Anytime anybody types something about your brand, product or service, your media intelligence tool will let you know. Also, it can surface interactive mentions from the most influential so that you can engage with them.

Okay, so what can we do when we find an engaged user who chooses to recommend us? Thank them and thank them fast. In this instance, getting there first is important. You get extra points for two things: reacting swiftly and appreciating the efforts. By showing your interest, you communicate that you are aware of what your audience says about you and that the feedback is appreciated.

Showing your interest in engaging with your audience is the first step. The next step is up to you. Depending on the size and type of recommendation you have a full choice of what to do further. Send vocal customers a gift. It doesn’t have to be a new car. A funny cup, a set of office tools, free monthly access to an account in your application, a calendar.

Remember, whatever it is – it must be high quality and relevant to your brand. Have a lot of Brand Ambassadors? That’s great! You don’t have to be Santa Claus. Mention them on your social media accounts, leave a ‘thank you, Ann!’ below the comment. You need to estimate the scale and nurture them as you feel. And you should always take your Brand Ambassadors seriously.


Nowadays, Brand Ambassadors mean the world to brands. As brands earmark thousands of dollars for campaigns, agencies, and space/time, fans who recommend them for free are a treasure trove of gold.

Fortunately, they are more affordable than a pot of gold. It is necessary to keep an eye on Brand Ambassadors, be thankful, appreciative, stay in touch, ask what they expect of your brand, and never underestimate their power.

Neglecting them is a sin against your brand reputation. Be as good to your audience as they believe you are.

When you’re ready to engage with Brand Ambassadors and welcome into the fold as your Influencers, make sure the parameters of the relationship benefit everyone involved. Download our ebook, The Communication Pro’s Guide to Influencer Marketing.
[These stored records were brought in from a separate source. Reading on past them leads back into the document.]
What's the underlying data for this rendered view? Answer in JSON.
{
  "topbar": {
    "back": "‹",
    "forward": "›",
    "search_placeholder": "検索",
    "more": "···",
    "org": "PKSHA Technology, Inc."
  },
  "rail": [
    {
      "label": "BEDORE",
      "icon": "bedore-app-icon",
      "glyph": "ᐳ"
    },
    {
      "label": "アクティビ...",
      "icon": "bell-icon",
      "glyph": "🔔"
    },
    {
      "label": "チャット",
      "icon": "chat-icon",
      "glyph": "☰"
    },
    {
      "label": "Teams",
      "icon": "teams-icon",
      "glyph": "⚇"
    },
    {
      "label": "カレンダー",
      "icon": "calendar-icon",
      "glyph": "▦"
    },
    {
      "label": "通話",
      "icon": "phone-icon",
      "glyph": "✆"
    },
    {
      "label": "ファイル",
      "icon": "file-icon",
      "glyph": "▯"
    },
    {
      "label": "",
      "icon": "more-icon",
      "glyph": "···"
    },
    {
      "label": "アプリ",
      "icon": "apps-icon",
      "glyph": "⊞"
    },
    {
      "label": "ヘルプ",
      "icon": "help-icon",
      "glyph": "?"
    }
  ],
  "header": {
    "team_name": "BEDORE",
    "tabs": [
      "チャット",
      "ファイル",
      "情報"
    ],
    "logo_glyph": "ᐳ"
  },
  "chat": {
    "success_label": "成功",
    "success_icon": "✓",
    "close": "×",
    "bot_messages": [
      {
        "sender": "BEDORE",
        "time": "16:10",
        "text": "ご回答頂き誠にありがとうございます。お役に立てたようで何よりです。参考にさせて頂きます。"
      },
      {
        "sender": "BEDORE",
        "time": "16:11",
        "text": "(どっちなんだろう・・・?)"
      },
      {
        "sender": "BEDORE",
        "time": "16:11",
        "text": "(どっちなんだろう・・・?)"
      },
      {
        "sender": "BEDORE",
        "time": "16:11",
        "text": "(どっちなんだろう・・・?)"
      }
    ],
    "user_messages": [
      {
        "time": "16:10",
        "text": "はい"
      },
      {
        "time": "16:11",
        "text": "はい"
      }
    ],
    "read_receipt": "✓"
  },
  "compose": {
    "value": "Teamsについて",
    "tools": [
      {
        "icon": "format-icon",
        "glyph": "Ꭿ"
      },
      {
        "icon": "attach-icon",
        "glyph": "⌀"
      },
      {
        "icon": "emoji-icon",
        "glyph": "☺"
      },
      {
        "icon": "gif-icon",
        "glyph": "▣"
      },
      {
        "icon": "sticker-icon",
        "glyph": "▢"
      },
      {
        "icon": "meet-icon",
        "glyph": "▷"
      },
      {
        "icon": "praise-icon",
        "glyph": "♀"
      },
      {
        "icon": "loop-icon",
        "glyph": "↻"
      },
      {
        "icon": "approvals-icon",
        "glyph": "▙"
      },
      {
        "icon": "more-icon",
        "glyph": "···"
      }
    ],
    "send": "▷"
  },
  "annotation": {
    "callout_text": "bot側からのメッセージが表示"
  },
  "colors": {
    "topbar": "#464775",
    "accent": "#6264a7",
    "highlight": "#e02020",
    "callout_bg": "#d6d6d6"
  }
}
This article originally appeared in The Positionly SEO and Inbound Marketing Blog, was written by Magdalena Urbaniak from Business2Community.